The problem here is even worst than trying to resolve mathematical antinomies because the metaphysical arguments are not based on an axiomatically-derived overall theory to inform their constructs. What I mean here is that there is a lack of that creative and predictive power of succinct statements of principle to build up arguments that is afforded axiomatic mathematics.

The dichotomy between idealism and materialism is assumed without any thought given to how the two extremes might be related, how they may relate, to generate novelty from the logical structure itself. The great Kant goes slightly further by basing all of consciousness of being on the primitive, elemental notions of space and time. But he falls short in suggesting that there is no plausible division between our awareness of existence and the outer world. It was before his time, but quantum physical principles that allow chemistry and life to happen can also be used to explain that sensation is facilitated by photon, phonon and molecular interactions within our corporeal bodies by way of a cerebral structure which, in turn, facilitates and gives order to and acts upon these interactions. It is a seamless, continuous cybernetic reality between us and the world.

The use of external sensing devices (empiricism par excellence), such as in particle physics, is a complement of and intimately linked to an interpretative apparatus we call a "theory", else empiricism would be sterile and pointless collections of data. Somewhere along the line, volitional consciousness and awareness becomes a necessary logical element of the system, reason is born and decisions are made.
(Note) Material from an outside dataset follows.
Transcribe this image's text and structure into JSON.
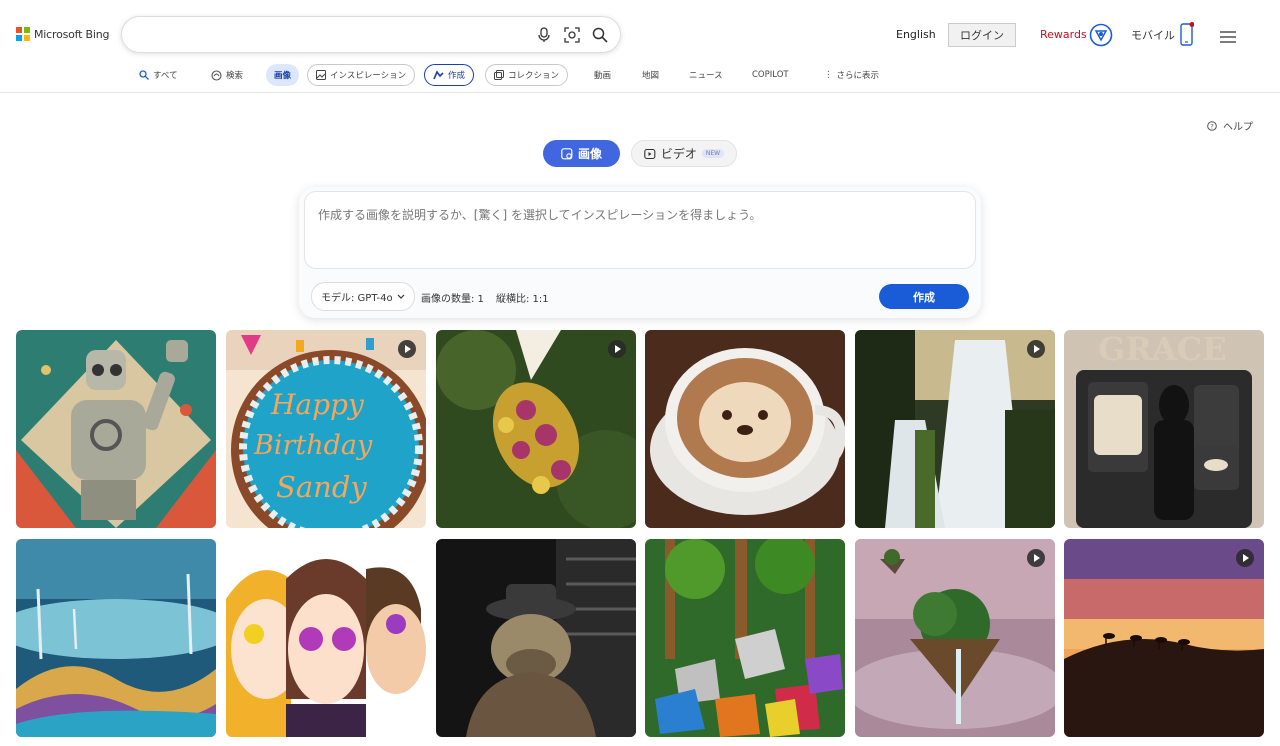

Upon looking at the disparate, raw sets of sense data and lexemes without a theory/grammar (linguistic or mathematical) to inform one's interpretations and reconstructions of them, as like Hume, only meaninglessness and chaos is to be seen.

It is the playing with these logical elements within a rule-based system (our consciousness, and its theories) that creates meaning and novelty but because the process itself can generate anomalies, decision-making for allowable and unallowable (appropriate) outcomes and reactions becomes a necessity. How and why it is thus we act and behave becomes a more productive enterprise.

Kantian notions of space and time, by the way, is cognate with IQ conceptions of "sila", that which allows existence to happen.

Jay

Friday, 1 April 2011

Another distinction between "conservatives" and "liberals", or type I and type II errors

In his book, Innumeracy, John Allen Paulos write about Type I and Type II errors that come up in statistical analysis. He says that Type I errors occur when a sound hypothesis is rejected, and Type II errors when a false hypothesis is accepted.

In terms of entitlements and dues (and I'd say, rights) he goes on to say that "...the stereotypical liberal tries especially hard to avoid Type I errors (the deserving not receiving their share), whereas the stereotypical conservative is more concerned with avoiding Type II errors (the undeserving receiving more than their share). When punishment is meted out, the stereotypical conservative is more concerned with avoiding Type I errors (the deserving or guilty not receiving their due), whereas the stereotypical liberal worries more about avoiding Type II errors (the undeserving or innocent receiving undue punishment)".

I know that this is a rather pat way of presenting the differences between "conservative" and "liberal" politics but it seems to hold as a sound principle. There are fiscal conservatives and there are social conservatives; as there are fiscal liberals and there are social liberals. In terms of governance, the fiscal conservatives tend to be less concerned with right-wing ideology than social conservatives, and therefore tend to be more tolerant and understanding of economic classes and other cultural differences.

I heard the other day an interesting take on negative campaigns and attack ads especially. In terms of personal attack ads, the right tend to be more accepting of personalizing attacks on their political opponents (remember Dion being bombed by a bird, or Chretien's lop-sided face? - things can get very immature), whereas liberl-minded people tend to be put off by such things and are less tolerant when the party they identify with do the attack ads being as they are more interested in discussing social programs/policy than power for its own sake.

Jay